Friday, March 25, 2011

Medical Myth: Head Injured Patients Need to Stay Awake

I love the series Dexter. If you're unfamiliar with it and you're a writer, I think it's a great exercise in intricate plotting techniques. However, it is violent, so proceed with caution. The general premise is that Dexter works for Miami Police as a blood splatter specialist. In his free time, he's a serial killer, but only kills those that the justice system doesn't put away. This show is also good study for the sympathetic villain.

In one episode, poor Dexter has been in a motor vehicle collision. He is dazed and is taken to the ER. The doctor says something to the effect of, "You have a head injury. You'll need to stay awake for the next several hours." Great.

Sleepiness post head injury is a classic set-up for pediatrics. Every day in the ER is a story like this. It's close to bed time. The children are running amok. Some child falls down, falls into, or falls off of something and hits their head. They cry their little heart out. After all, hitting your head hurts, a lot. After a good crying bout, they're sleepy. Parents first thought is, he must have a terrible head injury. Off to the ER.

Now, one, I want to make it clear. Getting your child checked in the ER for head injury is good and reasonable. However, we aren't all that concerned with sleepiness. What we are concerned with is how arousable they are from sleep. This is what we'll be monitoring every fifteen minutes to an hour if the child sleeps during his ED visit.

Level of consciousness is assessed as an indicator of an injury going on inside of the head. How arousable you are is the most sensitive indicator of level of consciousness. If the child falls asleep, and we are concerned about head injury, we'll try to wake them up every so often to assess their level of arousability. If we cannot wake them up, then we are concerned. It has to be more than a gentle nudge.

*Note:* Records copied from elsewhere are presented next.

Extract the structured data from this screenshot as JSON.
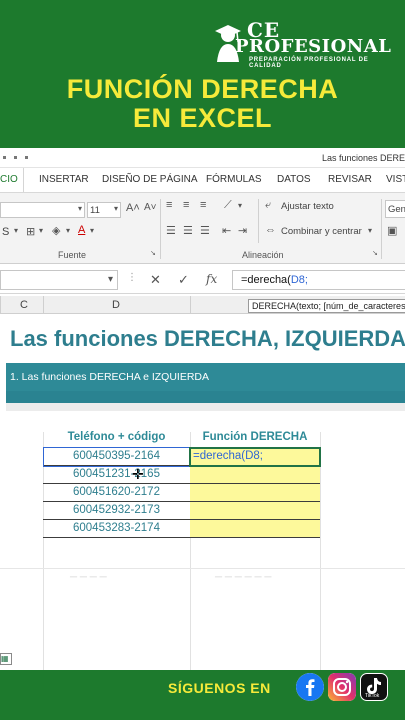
{
  "brand": {
    "line1": "CE",
    "line2": "PROFESIONAL",
    "tagline": "PREPARACIÓN PROFESIONAL DE CALIDAD"
  },
  "headline": {
    "line1": "FUNCIÓN DERECHA",
    "line2": "EN EXCEL"
  },
  "window": {
    "title": "Las funciones DERECH"
  },
  "ribbon_tabs": {
    "active": "CIO",
    "items": [
      "INSERTAR",
      "DISEÑO DE PÁGINA",
      "FÓRMULAS",
      "DATOS",
      "REVISAR",
      "VISTA"
    ]
  },
  "ribbon": {
    "font_size": "11",
    "font_label": "Fuente",
    "wrap_text": "Ajustar texto",
    "merge_center": "Combinar y centrar",
    "alignment_label": "Alineación",
    "number_format": "Gene"
  },
  "formula_bar": {
    "name_box": "",
    "fx": "fx",
    "formula_prefix": "=derecha(",
    "formula_ref": "D8;"
  },
  "columns": [
    "C",
    "D"
  ],
  "tooltip": "DERECHA(texto; [núm_de_caracteres])",
  "sheet": {
    "title": "Las funciones DERECHA, IZQUIERDA",
    "section": "1. Las funciones DERECHA e IZQUIERDA",
    "table": {
      "headers": [
        "Teléfono + código",
        "Función DERECHA"
      ],
      "rows": [
        [
          "600450395-2164",
          "=derecha(D8;"
        ],
        [
          "600451231-2165",
          ""
        ],
        [
          "600451620-2172",
          ""
        ],
        [
          "600452932-2173",
          ""
        ],
        [
          "600453283-2174",
          ""
        ]
      ]
    }
  },
  "footer": {
    "follow": "SÍGUENOS EN",
    "tiktok": "TikTok"
  },
  "colors": {
    "banner_green": "#1d7a2d",
    "headline_yellow": "#f6ea3a",
    "teal": "#2e8a97",
    "cell_yellow": "#fdf99b",
    "excel_green": "#217346"
  }
}
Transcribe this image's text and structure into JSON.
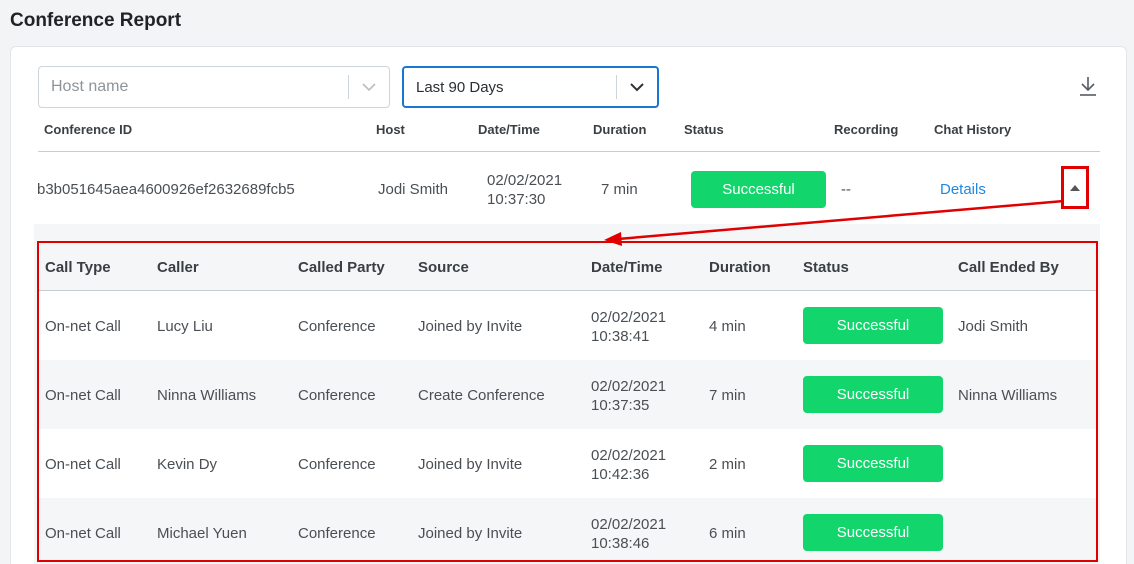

You are really working to wake the patient and they won't respond. This is concerning.

Remember, things that are injured need rest. This is why we put you on crutches if you break an ankle. The brain rests by sleeping. It helps it to heal. If you're a subscriber to this myth, how long should we keep the patient awake? An hour? Two hours? A day? If you want a skewed neuro exam, try doing one on a sleep deprived patient.

For additional resources regarding this myth, check out the following:



Did you believe this myth?


  1. Another myth debunked! Thanks for the reminder that just because I've heard something repeated a gajillion times does not mean it's true! :-)

  2. Thanks for your comment Ava. Any other common medical myths you can think of?

  3. Can't think of a myth off-hand, but I do have one question that I never seem to keep straight - not sure if you've covered this in a previous post...
    is there a general rule for using heat or ice for an injury?

  4. Ava, thanks for your question. Generally, for soft tissue injuries (sprained wrist/ankle) ice is encouraged the first 24-48 hours. Then, the patient may choose to use heat.

    The issue with heat is that it will increase blood flow to an area... so if the area is still greatly swollen with fluid, ice may be better even after the first two days.

    If more chronic pain post initial injury and there is no swelling, heat may be more preferential then.

    The doctor can provide good guidelines for the patient as well.